--- RECORDS TO USE ---
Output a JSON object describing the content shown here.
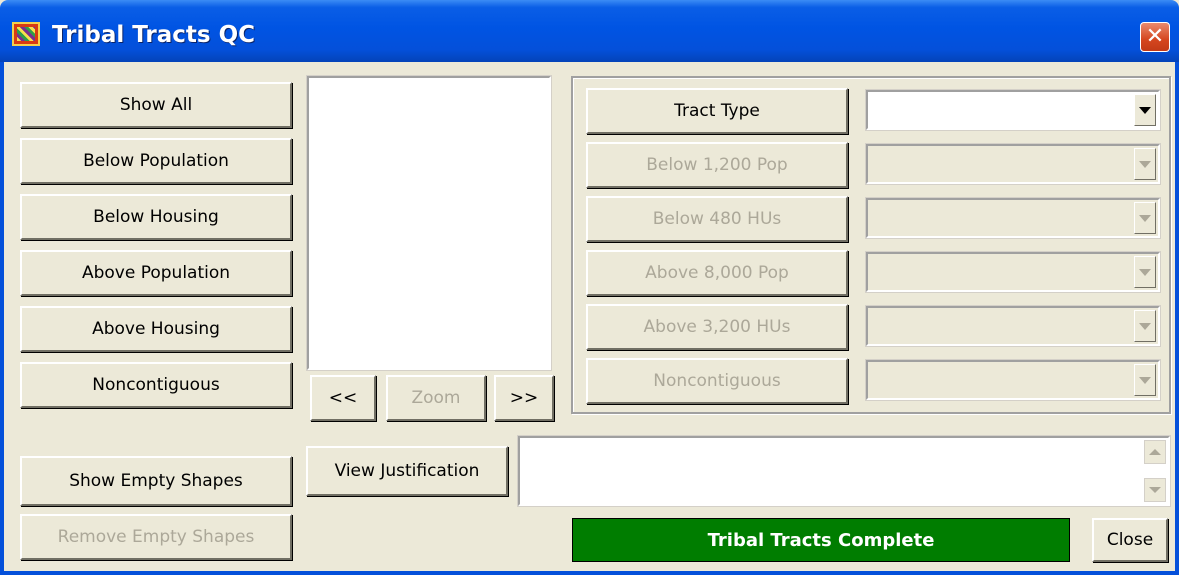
{
  "window": {
    "title": "Tribal Tracts QC",
    "close_glyph": "✕"
  },
  "left_buttons": {
    "show_all": "Show All",
    "below_population": "Below Population",
    "below_housing": "Below Housing",
    "above_population": "Above Population",
    "above_housing": "Above Housing",
    "noncontiguous": "Noncontiguous",
    "show_empty_shapes": "Show Empty Shapes",
    "remove_empty_shapes": "Remove Empty Shapes"
  },
  "nav": {
    "prev": "<<",
    "zoom": "Zoom",
    "next": ">>"
  },
  "tract_panel": {
    "tract_type": "Tract Type",
    "below_pop": "Below 1,200 Pop",
    "below_hus": "Below 480 HUs",
    "above_pop": "Above 8,000 Pop",
    "above_hus": "Above 3,200 HUs",
    "noncontiguous": "Noncontiguous"
  },
  "bottom": {
    "view_justification": "View Justification",
    "complete": "Tribal Tracts Complete",
    "close": "Close"
  },
  "colors": {
    "title_bar": "#0054e3",
    "complete_button": "#007d00",
    "face": "#ece9d8"
  },
  "icons": [
    "app-icon",
    "close-icon",
    "dropdown-arrow-icon",
    "scroll-up-icon",
    "scroll-down-icon"
  ]
}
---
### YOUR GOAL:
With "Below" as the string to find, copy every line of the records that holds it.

### ANSWER TO THIS PROBLEM:
    "below_population": "Below Population",
    "below_housing": "Below Housing",
    "below_pop": "Below 1,200 Pop",
    "below_hus": "Below 480 HUs",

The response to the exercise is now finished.